Snow, like wind and water conditions, can change. When we test ride sleds in the West during the early spring, the trails can be slick and hard. After lunch that same trail may be slushy from the sun. The sleds handle entirely differently. We have to factor in that change as we ride. We have to envision how a test ride of one sled at one time of day relates to a similar, perhaps a competitive, sled later on. It would be easy to judge a sled by conditions and if they are the same for all models ridden, we can. Generally, we ride sleds at different times of the day. All things are not equal, but we use our experience to gauge how sleds in similar categories rate against each other.

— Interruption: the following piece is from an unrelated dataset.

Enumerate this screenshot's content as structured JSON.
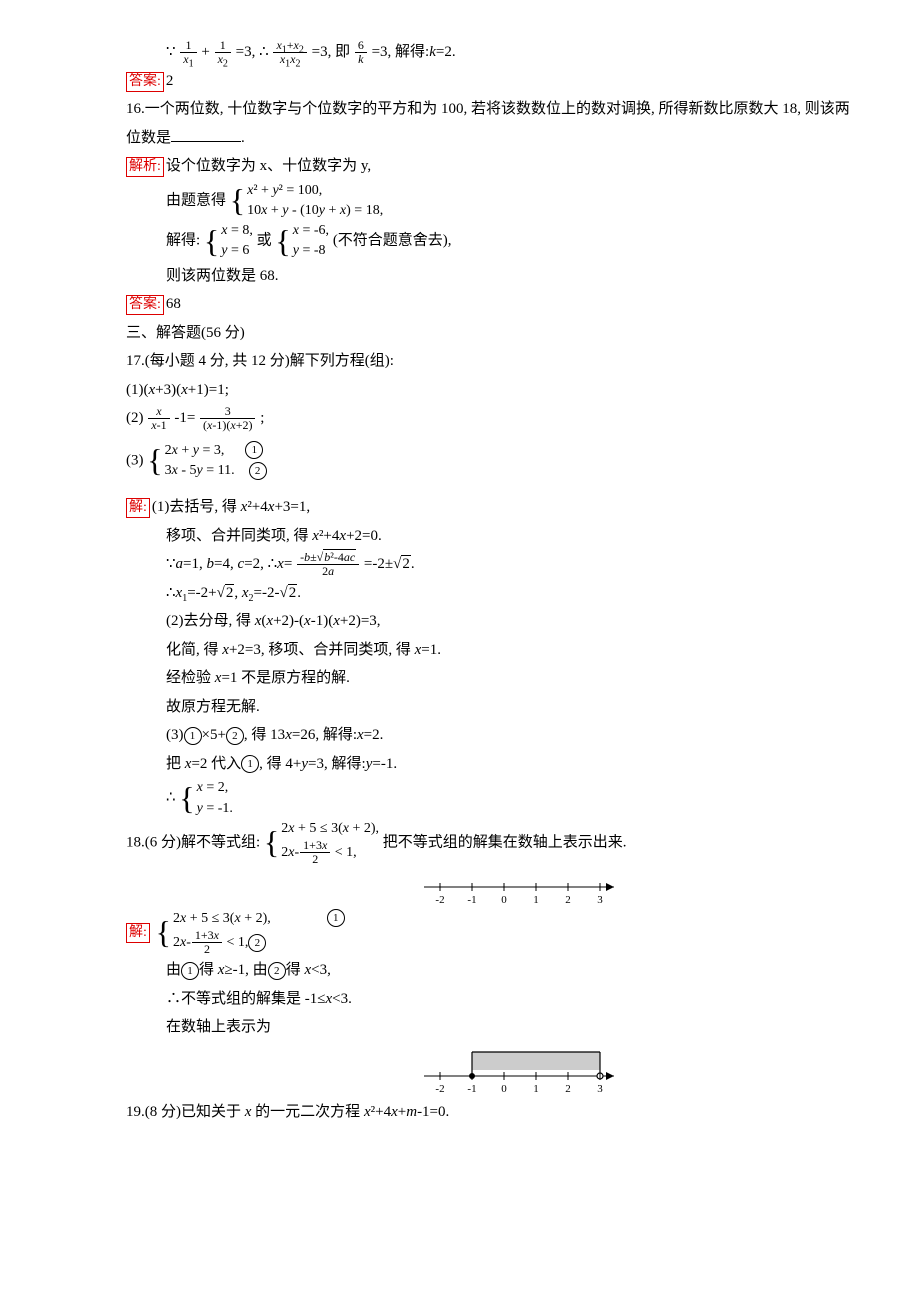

A couple of years ago, we went on a sled maker’s long test ride of a new model. The trail up front was freshly groomed. We were at the back of the pack. After a dozen riders on the same model sled tore through the corners up ahead, we realized that our experience was substantially different from the one the leader’s enjoyed. If you have ridden in a large group on a snowmobile safari, you know how back end riders can find themselves going along quite a bit faster as they try to catch up to the main body. Stops at road crossings can split the group if ride discipline is lax.
Maybe that’s why many of us prefer to ride in small groups or even pairs or threesomes of trusted riders with similar riding styles. A good trail riding buddy truly makes snowmobiling a great time. You can trust that he will not do something stupid, that he knows how to ride quickly and safely. Trust is the key. You have each other’s best interest at heart. Of course, that’s not to say that you won’t tease each other at trail stops along the way. That’s just part of being a guy.
Now here’s a rant. How has is come to pass that guys can’t be guys anymore? Why do guys have to be such wienies? Is it the fact that we don’t keep score at kid’s baseball or soccer games? You win or you don’t. Can’t say that I know many wienie snowmobile guys. You go fast or you don’t. You wait for your buddy to catch up. If he can’t keep up, chances are he doesn’t get invited the next time you go riding. He’ll go with a group that makes him more comfortable or, if you are truly great friends, maybe you’ll slow down a bit. Does that make you a wienie?
When you’re out on a trail ride and end the day after having had a great time, do you all group hug after loading up your sleds and getting in your trucks to drive home? A nice mitted fist bump, a handshake or a simple nod of the head says it for me: “Had a great time. Let’s do it again.” Nothing terribly emotional about that. It’s what guys do.
I say this because it seems that movies and television shows have become a bit emasculating. Give me a good ol’ Tim Allen “Tool Time” grunt and the freedom to be a guy, unencumbered by what some feminized stereotype thinks a guy is. Advertising strikes me as offensive toward guys. Ever notice how many Dads are portrayed as subservient and clueless. Would you really want to be dug into a foxhole counting on that guy? Confident, competent… is that too much to ask?
Take those TV wienie guys snowmobiling. Give them a taste of freedom. Let them figure out how to handle the power of an 800cc 150 horsepower twin and real winter cold. Handle it? Heck, laugh at it. When the weathercasters warn of severe cold — like 10 above — instead of being shamed into staying off the highways, snowmobilers are saddled up, shields slapped down, engines fired up and throttling into snow-covered turns.
What is this with weathercasters? Here in the Snowmobile.com Midwestern USA editorial offices, we get our television winter weather from a blonde who came to the local station from, wait for it — southwest Florida! And, of course, “wind chill” warnings have been vacated in favor or “extreme cold” warnings, a more nebulous term.
Good grief, we can’t escape the dumbing down, unless we get away on a snowmobile. For me, snowmobiling remains as one of the last bastions of freedom and guy-dom!